Rating: B-/ Before I read this book, I knew nothing about Yemen, not even where on the map it was, and I didn’t have the foggiest idea of what life was like there. I learned from Nujood Ali’s memoir that Yemen is a Middle Eastern country with the very traditional values that often come hand-in-hand with Islam. In Yemen young girls are often married off at an extremely young age, and that’s what happened to Nujood, when her parents fell upon hard times and her father sold her into marriage to a grown man in order to scrounge up enough money to live on.
Nujood’s new husband promised her father not to consummate their marriage until she had hit puberty, but he had no intention of keeping his promise, and he raped the little girl and beat her with a stick when he became angry with her. Nujood is certainly not the first Yemeni child bride, but she made history by being the first one to file for divorce and win her case. I am Nujood, Age 10 and Divorced is yet another true-to-life story that shows just how good people have it in the U.S.A and the freedom we take for granted.
The main problem I have with this book is that I have my doubts that it was actually written by Nujood Ali. The narrative seemed highly developmentally inappropriate for a ten-year-old, especially one who according to the book just learned the basics of writing in her own language months before this book was written. I would be highly surprised if this book wasn’t almost entirely ghost written, or if the co-author, Delphine Minoui, wrote 99% percent of it and Nujood Ali was barely involved.
I didn’t like how this book was written in a exceedingly childlike style in certain parts, in a way that seemed almost forced (for instance, the use of the word ‘tummy’) and then in other parts vocabulary words were used that I don’t think most high school students would know the definition of. That said, it was still a fascinating true story with a compelling heroine and a great deal of educational value.
Most people in western society of heard of little girls in third-world countries being sold into marriage and it turns their stomachs, but this book makes the reader look at the issue in a new and highly personal way. For the most part, the women in Nujood’s life fail to protect her, and her mother-in-law even participates in the abuse. It isn’t until she goes to her father’s second wife for advice that she gets any help whatsoever. I was deeply impressed by this girl, who is ten at least (she doesn’t have a birth certificate and even her mother isn’t entirely sure of her age,) and her strength and presence of mind.
This book deals not only with child abuse, but also peoples’ complicity and their failure to preventing children’s suffering. This is a problem in Yemen, but it’s also a problem all over the world, including here. The women of Yemen may be oppressed by a patriarchal worldview, but people in a position of power have always been allowed to get away with far more than they should.
I thought the writing style in this book was good, not great. As I said before, I have my doubts that Ali actually wrote it. I found the subject matter fascinating, and I enjoyed learning more about the members of Nujood’s family’s individual dramas as the book went on. Including the dramas of Nujood’s brothers and sisters made the story a more in-depth experience, although the length of the book overall was just under 200 pages.
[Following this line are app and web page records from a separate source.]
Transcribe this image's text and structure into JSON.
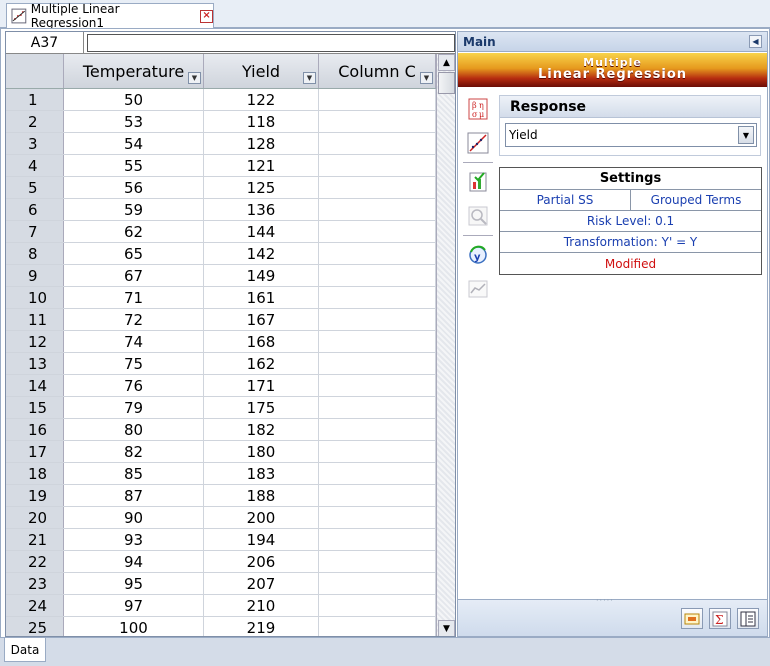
{
  "document_tab": {
    "title": "Multiple Linear Regression1"
  },
  "sheet": {
    "cell_ref": "A37",
    "formula_value": "",
    "columns": [
      "Temperature",
      "Yield",
      "Column C"
    ],
    "rows": [
      [
        "1",
        "50",
        "122",
        ""
      ],
      [
        "2",
        "53",
        "118",
        ""
      ],
      [
        "3",
        "54",
        "128",
        ""
      ],
      [
        "4",
        "55",
        "121",
        ""
      ],
      [
        "5",
        "56",
        "125",
        ""
      ],
      [
        "6",
        "59",
        "136",
        ""
      ],
      [
        "7",
        "62",
        "144",
        ""
      ],
      [
        "8",
        "65",
        "142",
        ""
      ],
      [
        "9",
        "67",
        "149",
        ""
      ],
      [
        "10",
        "71",
        "161",
        ""
      ],
      [
        "11",
        "72",
        "167",
        ""
      ],
      [
        "12",
        "74",
        "168",
        ""
      ],
      [
        "13",
        "75",
        "162",
        ""
      ],
      [
        "14",
        "76",
        "171",
        ""
      ],
      [
        "15",
        "79",
        "175",
        ""
      ],
      [
        "16",
        "80",
        "182",
        ""
      ],
      [
        "17",
        "82",
        "180",
        ""
      ],
      [
        "18",
        "85",
        "183",
        ""
      ],
      [
        "19",
        "87",
        "188",
        ""
      ],
      [
        "20",
        "90",
        "200",
        ""
      ],
      [
        "21",
        "93",
        "194",
        ""
      ],
      [
        "22",
        "94",
        "206",
        ""
      ],
      [
        "23",
        "95",
        "207",
        ""
      ],
      [
        "24",
        "97",
        "210",
        ""
      ],
      [
        "25",
        "100",
        "219",
        ""
      ]
    ]
  },
  "panel": {
    "title": "Main",
    "banner_line1": "Multiple",
    "banner_line2": "Linear Regression",
    "response": {
      "heading": "Response",
      "selected": "Yield"
    },
    "settings": {
      "title": "Settings",
      "partial_ss": "Partial SS",
      "grouped_terms": "Grouped Terms",
      "risk_level": "Risk Level: 0.1",
      "transformation": "Transformation: Y' = Y",
      "status": "Modified"
    },
    "tools": [
      "beta-mu-icon",
      "scatter-fit-icon",
      "checklist-chart-icon",
      "zoom-plot-icon",
      "recalculate-y-icon",
      "line-chart-icon"
    ]
  },
  "bottom_tab": {
    "label": "Data"
  },
  "colors": {
    "status_modified": "#d01010",
    "settings_link": "#1a3fb0",
    "banner_top": "#f8d34a",
    "banner_bottom": "#6b0c06"
  }
}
In Yemen, sexual violence towards women is a huge problem, to the point that Nujood’s dad wanted to sell his ten-year-old daughter into marriage before the inevitable moment in the future that she got raped by a neighbor and ‘spoiled.’ Nujood’s older sister is raped and in order to avoid sullying her family’s ‘honor,’ she is forced to marry her assailant.
I felt sad when I read online that Nujood’s younger sister Haifa, who she was very protective toward, has recently been married to an older man. I will keep my eye on Nujood’s story, and I hope she will grow up to fight against child marriage and violence against women like she wants to. I’m worried for her safety, but if and when she reaches adulthood, I hope that she will have a outstanding life and be able to achieve her dreams. I am Nujood, Age 10 and Divorced is sad but has traces of optimism and hope in the form of it’s spirited subject. It’s an extremely quick read and gives you a look into a part of the world that most people know little about.